Are there any specific reports in the LA area that you think highlight the problems? 

“We saw a Korean American man who was beaten in Koreatown and had his nose fractured. But when you look at the cases, what the data shows us is that in about 90% of the cases, the vast majority of cases, there are hate incidents.

There are things like verbal harassment, somebody spitting on you, somebody calling you a racial slur, which are terrible acts, but they do not lead to arrest and a criminal prosecution. What that has taught us is that it's really important to look past just hate crimes. 

And you need to look at all hate incidents and what we see — because so many of them are hate incidents as opposed to hate crimes — is that it's really important to focus on what are community-based interventions. If you rely overly on the police enforcing these, the police aren't going to be able to do much to enforce hate incidents. They will not arrest somebody for them. 

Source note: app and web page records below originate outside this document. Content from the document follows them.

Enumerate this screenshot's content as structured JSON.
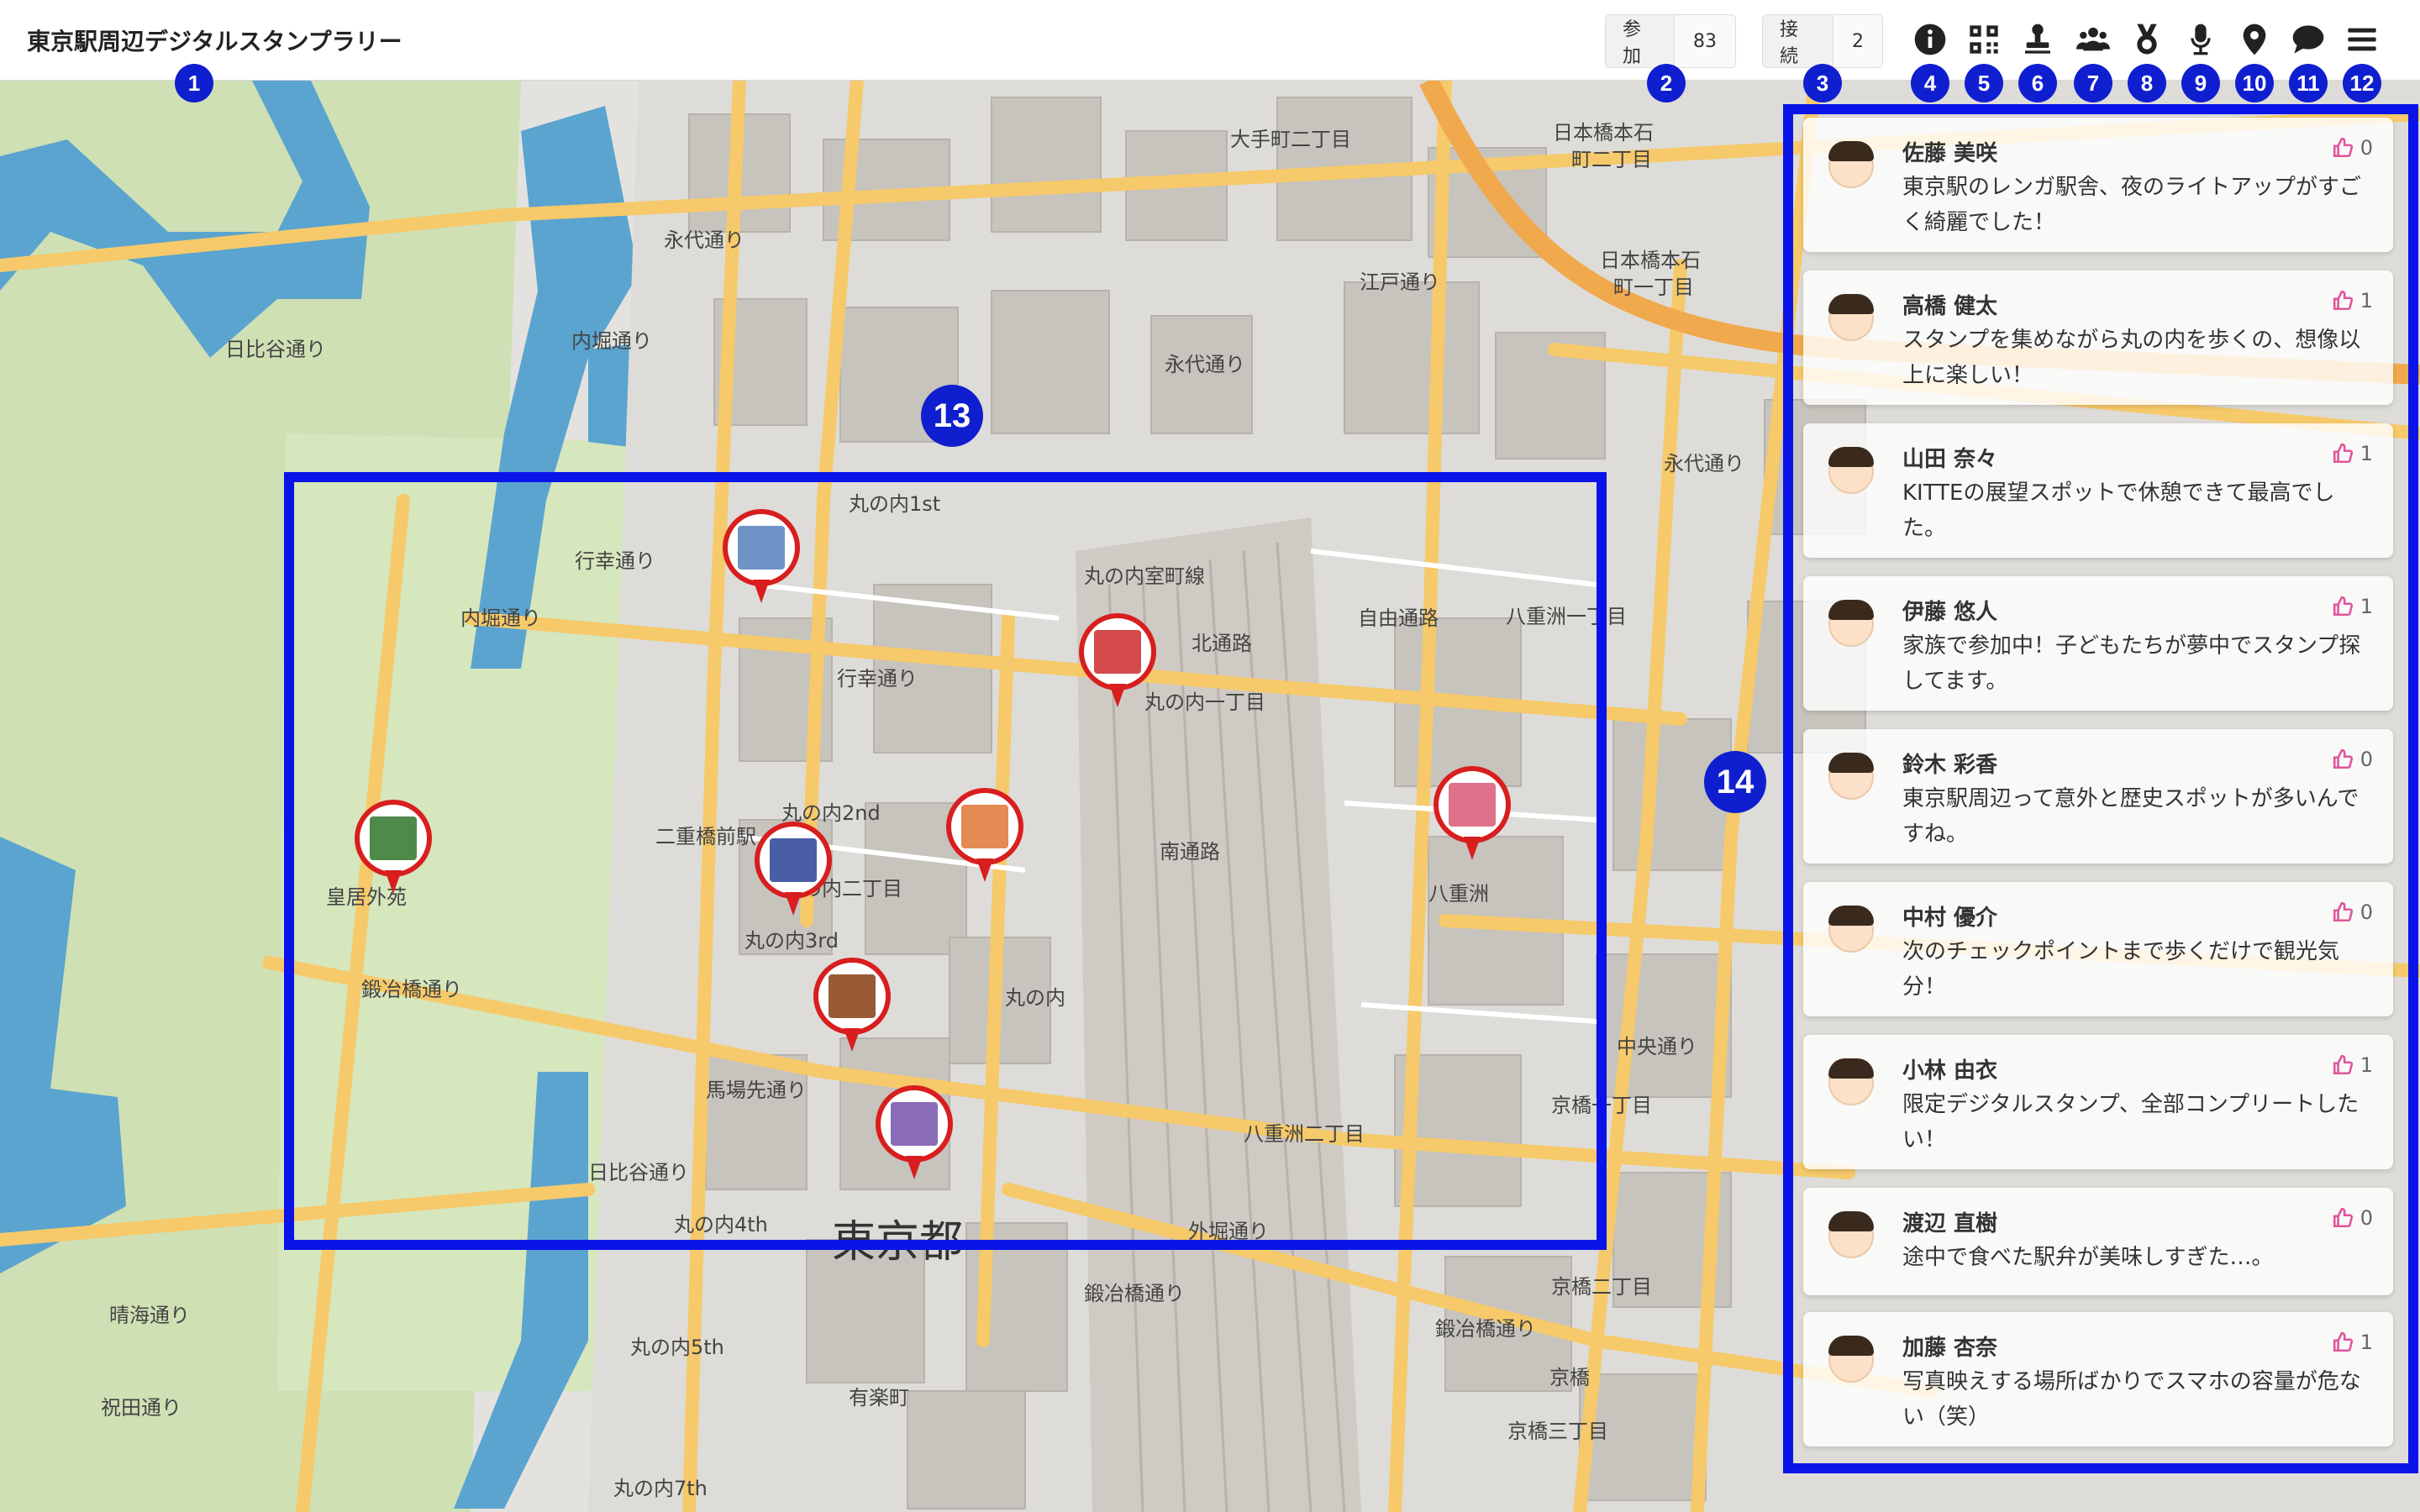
{
  "app": {
    "title": "東京駅周辺デジタルスタンプラリー"
  },
  "stats": {
    "join": {
      "label": "参加",
      "value": "83"
    },
    "connect": {
      "label": "接続",
      "value": "2"
    }
  },
  "toolbar": {
    "icons": [
      "info-icon",
      "qr-code-icon",
      "stamp-icon",
      "users-icon",
      "medal-icon",
      "microphone-icon",
      "map-pin-icon",
      "chat-bubble-icon",
      "menu-icon"
    ]
  },
  "annotations": [
    "1",
    "2",
    "3",
    "4",
    "5",
    "6",
    "7",
    "8",
    "9",
    "10",
    "11",
    "12",
    "13",
    "14"
  ],
  "map": {
    "labels": {
      "l1": "大手町二丁目",
      "l2": "日本橋本石",
      "l3": "町二丁目",
      "l4": "日本橋本石",
      "l5": "町一丁目",
      "l6": "永代通り",
      "l7": "永代通り",
      "l8": "内堀通り",
      "l9": "丸の内1st",
      "l10": "行幸通り",
      "l11": "行幸通り",
      "l12": "内堀通り",
      "l13": "丸の内室町線",
      "l14": "北通路",
      "l15": "丸の内一丁目",
      "l16": "八重洲一丁目",
      "l17": "南通路",
      "l18": "八重洲",
      "l19": "丸の内2nd",
      "l20": "丸の内二丁目",
      "l21": "皇居外苑",
      "l22": "丸の内3rd",
      "l23": "鍛冶橋通り",
      "l24": "丸の内",
      "l25": "馬場先通り",
      "l26": "日比谷通り",
      "l27": "八重洲二丁目",
      "l28": "京橋一丁目",
      "l29": "東京都",
      "l30": "丸の内4th",
      "l31": "京橋二丁目",
      "l32": "晴海通り",
      "l33": "丸の内5th",
      "l34": "有楽町",
      "l35": "京橋三丁目",
      "l36": "丸の内7th",
      "l37": "永代通り",
      "l38": "日比谷通り",
      "l39": "自由通路",
      "l40": "江戸通り",
      "l41": "鍛冶橋通り",
      "l42": "外堀通り",
      "l43": "中央通り",
      "l44": "京橋",
      "l45": "二重橋前駅",
      "l46": "鍛冶橋通り",
      "l47": "祝田通り"
    }
  },
  "comments": [
    {
      "name": "佐藤 美咲",
      "text": "東京駅のレンガ駅舎、夜のライトアップがすごく綺麗でした！",
      "likes": "0"
    },
    {
      "name": "高橋 健太",
      "text": "スタンプを集めながら丸の内を歩くの、想像以上に楽しい！",
      "likes": "1"
    },
    {
      "name": "山田 奈々",
      "text": "KITTEの展望スポットで休憩できて最高でした。",
      "likes": "1"
    },
    {
      "name": "伊藤 悠人",
      "text": "家族で参加中！子どもたちが夢中でスタンプ探してます。",
      "likes": "1"
    },
    {
      "name": "鈴木 彩香",
      "text": "東京駅周辺って意外と歴史スポットが多いんですね。",
      "likes": "0"
    },
    {
      "name": "中村 優介",
      "text": "次のチェックポイントまで歩くだけで観光気分！",
      "likes": "0"
    },
    {
      "name": "小林 由衣",
      "text": "限定デジタルスタンプ、全部コンプリートしたい！",
      "likes": "1"
    },
    {
      "name": "渡辺 直樹",
      "text": "途中で食べた駅弁が美味しすぎた…。",
      "likes": "0"
    },
    {
      "name": "加藤 杏奈",
      "text": "写真映えする場所ばかりでスマホの容量が危ない（笑）",
      "likes": "1"
    }
  ],
  "colors": {
    "highlight": "#0a14e8",
    "badge": "#0f1fd0",
    "pin": "#d81e1e",
    "like": "#e0559a"
  }
}
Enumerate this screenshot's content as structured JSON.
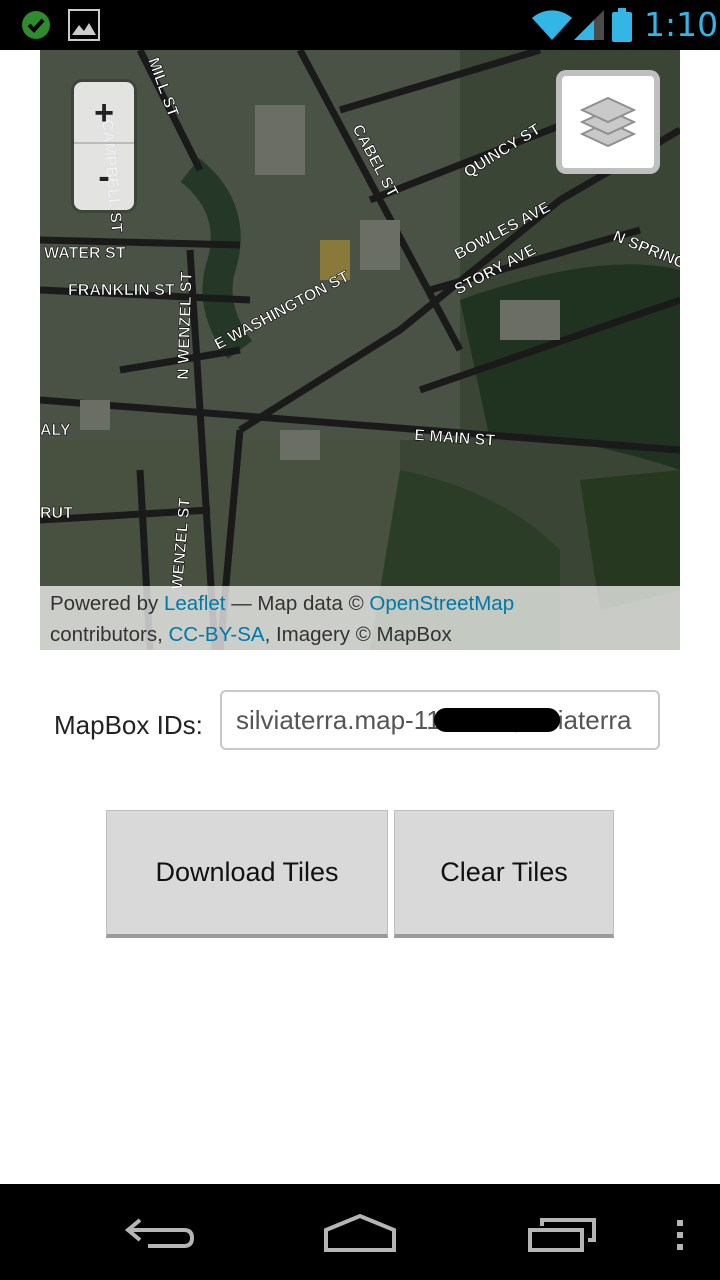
{
  "status_bar": {
    "time": "1:10",
    "icons": [
      "check-circle-icon",
      "image-icon",
      "wifi-icon",
      "signal-icon",
      "battery-icon"
    ],
    "time_color": "#33b5e5"
  },
  "map": {
    "zoom_in": "+",
    "zoom_out": "-",
    "layers_icon": "layers-icon",
    "street_labels": [
      "MILL ST",
      "CAMPBELL ST",
      "CABEL ST",
      "QUINCY ST",
      "WATER ST",
      "FRANKLIN ST",
      "N WENZEL ST",
      "E WASHINGTON ST",
      "BOWLES AVE",
      "STORY AVE",
      "N SPRING",
      "E MAIN ST",
      "WENZEL ST",
      "RUT",
      "ALY"
    ],
    "attribution": {
      "powered_by": "Powered by ",
      "leaflet": "Leaflet",
      "map_data": " — Map data © ",
      "osm": "OpenStreetMap",
      "contributors": "contributors, ",
      "license": "CC-BY-SA",
      "imagery": ", Imagery © MapBox"
    }
  },
  "form": {
    "ids_label": "MapBox IDs:",
    "ids_value": "silviaterra.map-1167307,silviaterra"
  },
  "buttons": {
    "download": "Download Tiles",
    "clear": "Clear Tiles"
  },
  "nav_bar": {
    "icons": [
      "back-icon",
      "home-icon",
      "recent-apps-icon",
      "menu-icon"
    ]
  },
  "colors": {
    "link": "#0078a8",
    "button_bg": "#d9d9d9"
  }
}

What we need to think about instead is what else can be done and what else can the police do when these hate incidents occur? … We are encouraging them if somebody reports a hate incident to them, give them resources or community-based services and resources where you're supposed to go. If you want to talk about discrimination, you can refer them to Asian Americans Advancing Justice helpline so we can provide legal services or victims advocate.”



Larry Perel


Tara Atrian